Sunday, 9 May 2021

television and the public interest

The titular speech given on this day in 1961 by the US Federal Communications Commission (FCC) chair Newton N. Minow (previously) to a convention of the trade and lobby group the National Association of Broadcasters, compared to the Golden Age of TV in the 1950s, contemporary programming of violence, cartoons, Westerns, commercials and game shows was assuredly a “vast wasteland.” Acknowledging that when television is good, nothing—not theatre nor any other forms of media—is can surpass it in terms of quality and potential to engage, Minow went on to advise his audience that “television and all who participate in it are jointly accountable to the American public for respect for the special needs of children, for community responsibility, for the advancement of education and culture, for the acceptability of the programme materials chosen, for decency and decorum in production—and for propriety in advertising. This responsibility cannot be discharged by any given group of programmes, but rather only through the highest standards of respect for the American home and applied to every moment of every programme presented. Programme materials should enlarge the horizons of the viewer, provide him with wholesome entertainment, afford helpful stimulation and remind him of the responsibilities which the citizen has towards his society.” Reforms brought about in reaction to the address led to the creation of US Public Television and National Public Radio.

Monday, 3 May 2021

information as a public good

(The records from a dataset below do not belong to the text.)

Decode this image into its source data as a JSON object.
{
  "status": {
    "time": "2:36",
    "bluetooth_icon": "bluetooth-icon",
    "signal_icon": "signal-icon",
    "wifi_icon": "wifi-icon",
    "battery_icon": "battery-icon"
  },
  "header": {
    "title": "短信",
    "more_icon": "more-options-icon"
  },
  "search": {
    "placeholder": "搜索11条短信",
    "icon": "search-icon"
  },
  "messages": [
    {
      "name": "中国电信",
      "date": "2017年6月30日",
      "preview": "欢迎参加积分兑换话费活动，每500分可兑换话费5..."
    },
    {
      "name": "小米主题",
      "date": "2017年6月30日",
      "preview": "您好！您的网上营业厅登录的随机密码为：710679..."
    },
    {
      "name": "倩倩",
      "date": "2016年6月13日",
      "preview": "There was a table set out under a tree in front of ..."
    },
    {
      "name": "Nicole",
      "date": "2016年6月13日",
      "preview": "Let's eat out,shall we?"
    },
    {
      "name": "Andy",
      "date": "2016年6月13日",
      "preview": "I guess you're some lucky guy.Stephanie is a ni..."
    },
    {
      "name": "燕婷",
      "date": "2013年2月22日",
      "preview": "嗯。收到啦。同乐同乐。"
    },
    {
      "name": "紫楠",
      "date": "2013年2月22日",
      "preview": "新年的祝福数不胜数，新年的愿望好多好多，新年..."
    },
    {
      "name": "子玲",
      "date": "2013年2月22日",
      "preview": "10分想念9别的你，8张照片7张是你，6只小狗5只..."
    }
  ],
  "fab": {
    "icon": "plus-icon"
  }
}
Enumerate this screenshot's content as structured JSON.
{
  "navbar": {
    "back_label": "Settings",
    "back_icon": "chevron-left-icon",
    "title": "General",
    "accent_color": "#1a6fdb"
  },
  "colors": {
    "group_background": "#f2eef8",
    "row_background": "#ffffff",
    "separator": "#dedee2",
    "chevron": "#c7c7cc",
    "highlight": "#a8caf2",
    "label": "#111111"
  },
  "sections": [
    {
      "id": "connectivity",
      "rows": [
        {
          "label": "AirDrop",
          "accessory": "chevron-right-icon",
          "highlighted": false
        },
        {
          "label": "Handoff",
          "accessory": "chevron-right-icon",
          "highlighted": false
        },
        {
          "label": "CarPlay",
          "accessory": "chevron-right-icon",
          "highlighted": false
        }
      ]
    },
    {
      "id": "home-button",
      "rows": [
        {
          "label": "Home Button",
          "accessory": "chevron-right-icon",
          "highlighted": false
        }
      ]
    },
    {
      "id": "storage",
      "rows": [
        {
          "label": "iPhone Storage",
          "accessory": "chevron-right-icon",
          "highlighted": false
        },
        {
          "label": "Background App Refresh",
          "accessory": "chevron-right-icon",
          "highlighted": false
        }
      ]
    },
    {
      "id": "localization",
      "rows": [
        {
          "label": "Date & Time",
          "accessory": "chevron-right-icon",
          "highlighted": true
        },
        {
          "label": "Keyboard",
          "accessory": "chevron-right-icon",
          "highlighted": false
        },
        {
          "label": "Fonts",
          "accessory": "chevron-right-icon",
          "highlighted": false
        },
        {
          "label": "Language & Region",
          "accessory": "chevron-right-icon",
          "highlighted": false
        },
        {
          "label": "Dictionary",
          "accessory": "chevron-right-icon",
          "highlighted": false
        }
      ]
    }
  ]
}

The annual observance focused on the above theme, World Press Freedom Day was enshrined by the United Nations in 1998 as a time for reflection and remediation for governments to uphold their commitment to freedom of expression and an adversarial press and encourage journalists and media professionals to recount their struggles and pledge to truth and ethics in pursuit of reporting. The day falls on the anniversary of the forerunning Windhoek Declaration of 1991 when a consortium of newspaper reporters from all across Africa met in the Namibian capital resolved to promote an independent and pluralistic press for the continent. The Press Freedom Index is also updated at this time, ranking the ability for journalists to cover candidly government and corporate behaviour.